How it works is a mystery, but what is beyond dispute is that there is both upward causation and downward causation. Alter the structure of your brain by ingesting a psychoactive compound such as psilocybin and your consciousness changes. Alter the state of your consciousness by thinking certain thoughts and the structure of your brain changes.
The brain is like an instrument and the mind is like music. The kind of music you can play is constrained by the physical limitations of the instrument. However, unlike a physical instrument made of wood or brass, the brain is malleable and plastic. It is constantly morphing into different neural configurations. This means that the “music” you play on it actually changes the “instrument” it is played on. This is downward causation, or “mind over matter”.
The most direct and powerful types of upward causation (excepting brain disease and injury) are effected by psychedelics. The most powerful types of downward causation are produced by meditation and prayer. Put a Tibetan monk in a brain scanner and you will see extraordinary changes in the activity and structure of his brain as he enters into higher stages of meditation.
Psychedelics cause temporary changes in human brain structure and consciousness, ranging from a few minutes to twelve hours or more. A magic mushroom trip (psilocybin) lasts around six hours, but peaks at around two hours. Meditation and prayer also cause temporary changes in human consciousness and brain structure. With continued and repeated practice, however, these temporary states can become established in mind and brain as permanent traits.
This is why St. Paul exhorts his followers to “pray without ceasing” (1 Thessalonians 5:16). But what is prayer exactly? The simplest and most straightforward definition of prayer is the turning of the mind towards God, captured in the Greek word metanoia, which is often translated as “repentance”, but which literally means something like “a turning about in the seat of consciousness”. A nice image to illustrate this turning about is the sunflower’s heliotropic movement to face the sun.
How can we do this? Most simply and straightforwardly, by remembering God. But what or who is God? Maybe we don’t believe in God. Either way, do we really know what it is we do or don’t believe in? Does it even matter? At the minimum, the word “God” refers to some kind of unity. Neo-Platonists would point to “the One”. SBNR (spiritual but not religious) people usually plump for something like “Nature” or “the Universe”. The Jewish Shema Prayer has set down for all time the fundamental declaration of the radical unity at the heart of monotheism: “Hear, O Israel: the LORD is our God, the LORD is one” (Deuteronomy 6:4).

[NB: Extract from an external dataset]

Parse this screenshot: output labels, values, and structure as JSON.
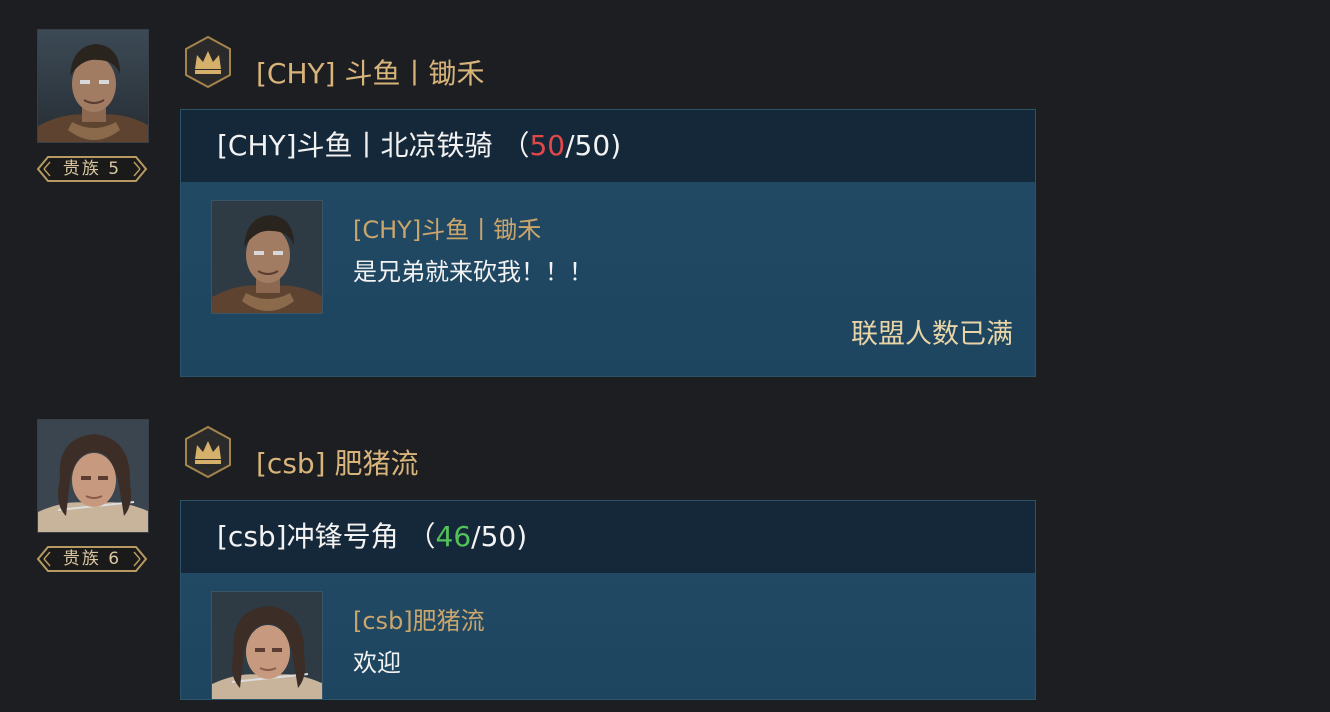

To remember God is to bring this “One” to mind. We can do this by simply repeating the word “God” or “Lord” or even “the One” as a mantra. If we are drawn to the Indian tradition, we can repeat the word “Aum” or “Ram”. By this simple movement of the mind away from the multiplicity of world and ego and towards the unity of God, we find stillness and a kind of unified consciousness of the mind.
This metanoia or turning to God in all simplicity is beautifully illustrated in “the practice of the presence of God” of the lay Carmelite monk Brother Lawrence. It is such an easy practice, it is easily overlooked by our proud egos, which prefer something clever and difficult to do. Brother Lawrence was uneducated and illiterate and worked in the kitchen. But he had deep understanding and he had deep faith. It is precisely because this practice of the presence of God is so easy, that it is so hard. It requires too much faith for people of little faith like us.
We can make the unity of God more intellectually satisfying, and perhaps easier for our clever egos to swallow, by noticing that there are actually three principles involved. The apparent unity is actually a trinity. This is expressed in the Christian tradition as Father, Son and Holy Spirit, but it also appears in other traditions as Sat, Chit, Ananda or Parashiva, Shiva, Shakti. This “Three-in-One” allows for a dynamic interaction between the transcendent, immanent and incarnate principles of reality, connecting Being and Becoming, the One and the Many, Heaven and Earth.
We can break this down further into seven principles, Amun, Ra, Atum, Ka, Ba, Gaia, Jah, which I won’t go into here (chapter fourteen of my book The Confessions of a Psychedelic Christian, “The Presence of God”, explains how the Seven are contained in the Three and the Three in the One). This may sound terribly esoteric but it is actually quite straightforward. The basic point I am trying to put across here is that by recourse to the One, the Three and the Seven, it is in fact possible to pray without ceasing, and in so doing, to conform ourselves to the body and mind of Christ.